1. Did you see any products (or anything else) at BETT that you thought was really brilliant?</div> </div> </blockquote> </div>
Products: not really; I heard encouraging things about integrations of existing products (eg SIF, Moople, Life, Office 365), and was quite taken by some of the robotics kit on view. A bit disappointed by the number of products which seem to exist to monitor, control and restrict what children can do, and by how much educational software seems to be underpinned by a narrow understanding of the learning process, although there are many, many counter-examples. Display technology featured heavily, although I’m skeptical about 3D; some nice interactive interfaces around, although the Wii-based whiteboard hack still has the edge on most, and I’d love to see what might be done with a Kinnect in the wrong hands.
More importantly, there were some great people around, on seminar programmes and teachmeets, around Naace’s stand and elsewhere in the show – even with all the changes in the ed-tech ecosystem, it’s really encouraging that the expertise, enthusiasm and generosity of spirit remain undiminished.
2. What did you think were the main trends (current and future) being indicated?</div> </div> </blockquote> </div>
The almost complete withdrawal of central government and its agencies from the sector is unlikely to change for the next four BETTs, but that doesn’t (yet) seem to have had too much impact on the industry and community.
Consumer electronics leads the way – clever interfaces, 3D displays and hand-held tech all started outside of the education sphere, but have been enthusiastically greeted by suppliers, and more than a few teachers.
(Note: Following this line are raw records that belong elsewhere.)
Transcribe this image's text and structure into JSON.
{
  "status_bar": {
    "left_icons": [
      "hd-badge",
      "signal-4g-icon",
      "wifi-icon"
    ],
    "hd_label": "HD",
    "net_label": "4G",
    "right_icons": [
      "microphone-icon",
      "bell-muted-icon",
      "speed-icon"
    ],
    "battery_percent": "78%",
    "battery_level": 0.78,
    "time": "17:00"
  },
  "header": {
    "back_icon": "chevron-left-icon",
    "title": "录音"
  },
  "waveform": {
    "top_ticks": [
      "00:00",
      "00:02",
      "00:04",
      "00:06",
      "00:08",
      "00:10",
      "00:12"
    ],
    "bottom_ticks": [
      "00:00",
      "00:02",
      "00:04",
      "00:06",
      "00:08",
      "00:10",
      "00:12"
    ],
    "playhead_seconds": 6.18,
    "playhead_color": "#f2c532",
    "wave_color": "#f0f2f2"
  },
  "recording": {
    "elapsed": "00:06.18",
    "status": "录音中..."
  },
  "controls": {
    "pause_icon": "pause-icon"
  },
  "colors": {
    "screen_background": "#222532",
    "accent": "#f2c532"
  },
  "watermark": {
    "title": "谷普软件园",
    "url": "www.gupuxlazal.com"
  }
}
To get a taste of next year’s BETT hardware, look at this year’s CES.
For software, the picture is different again, with, I think, an ever-widening gap between the cutting edge of Web 2.0 and the desktop applications which still seem to characterise so much of BETT; there’s still a place for these latter, but I wonder for how many more years this will be the case.
A number of suppliers continued the trend started by Microsoft last year of arguing that their products will save schools money in the short or long term; hardly surprising given the present circumstances and indicative of a desire now for schools to obtain the maximum benefit from the lowest cost; no bad thing, but perhaps those responsible for procuring systems and services need to look beyond the trade stands to make this a reality.
3. Did you see any interesting uses of Web 2.0? (I was unable to make the Teachmeet)</div> </div> </blockquote> </div>
There’s a tension between the Web 2.0 world of user generated content and open collaboration and the teacher led delivery, or at least teacher controlled, model implicit in many web based products marketed to schools, and it’s interesting to see how different suppliers have ‘integrated’ basic Web 2.0 style tools into their products.
4. Do you have any advice for schools about managing with a smaller budget (at least for the time being, given the ending of the Harnessing Technology grant)?</div> </div> </blockquote> </div>
I spoke on this as part of a panel at the UK Education Leaders event, as well as in the Open Source Schools seminar. Put simply, I’d recommend that schools make as much use as they can of the expertise of all their community, empowering them to do all that they want to with all the tech that they have: this includes letting folk install open source software, access web 2.0 tools, use their own computers and smart phones and developing resources in-house. In Ernest Rutherford’s words, “Gentlemen, we have no money, therefore we must think.”.